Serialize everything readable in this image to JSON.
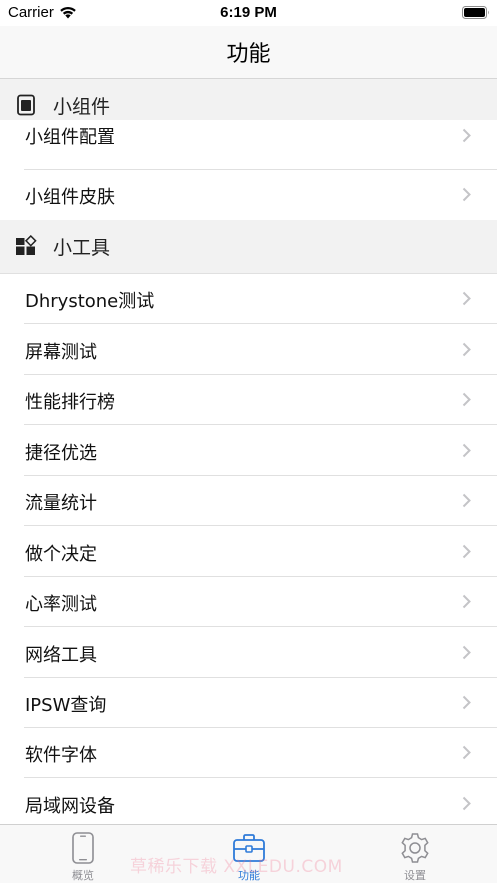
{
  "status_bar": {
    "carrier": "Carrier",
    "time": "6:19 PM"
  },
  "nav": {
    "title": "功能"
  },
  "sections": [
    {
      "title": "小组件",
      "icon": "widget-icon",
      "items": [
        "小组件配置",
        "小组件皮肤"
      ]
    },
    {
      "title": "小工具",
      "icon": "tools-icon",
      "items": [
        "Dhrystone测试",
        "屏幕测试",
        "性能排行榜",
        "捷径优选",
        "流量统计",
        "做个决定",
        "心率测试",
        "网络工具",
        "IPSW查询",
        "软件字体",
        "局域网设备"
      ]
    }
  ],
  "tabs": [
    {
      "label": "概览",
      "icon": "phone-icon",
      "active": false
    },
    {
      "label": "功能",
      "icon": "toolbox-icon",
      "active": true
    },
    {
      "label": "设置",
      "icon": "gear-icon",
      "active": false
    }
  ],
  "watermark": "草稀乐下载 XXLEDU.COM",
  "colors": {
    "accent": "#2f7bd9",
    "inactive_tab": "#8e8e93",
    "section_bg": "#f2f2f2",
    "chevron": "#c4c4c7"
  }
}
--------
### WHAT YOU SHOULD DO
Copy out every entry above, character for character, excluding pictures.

### ANSWER TO THIS EXERCISE
Serialize everything readable in this image to JSON.
{
  "status_bar": {
    "carrier": "Carrier",
    "time": "6:19 PM"
  },
  "nav": {
    "title": "功能"
  },
  "sections": [
    {
      "title": "小组件",
      "icon": "widget-icon",
      "items": [
        "小组件配置",
        "小组件皮肤"
      ]
    },
    {
      "title": "小工具",
      "icon": "tools-icon",
      "items": [
        "Dhrystone测试",
        "屏幕测试",
        "性能排行榜",
        "捷径优选",
        "流量统计",
        "做个决定",
        "心率测试",
        "网络工具",
        "IPSW查询",
        "软件字体",
        "局域网设备"
      ]
    }
  ],
  "tabs": [
    {
      "label": "概览",
      "icon": "phone-icon",
      "active": false
    },
    {
      "label": "功能",
      "icon": "toolbox-icon",
      "active": true
    },
    {
      "label": "设置",
      "icon": "gear-icon",
      "active": false
    }
  ],
  "watermark": "草稀乐下载 XXLEDU.COM",
  "colors": {
    "accent": "#2f7bd9",
    "inactive_tab": "#8e8e93",
    "section_bg": "#f2f2f2",
    "chevron": "#c4c4c7"
  }
}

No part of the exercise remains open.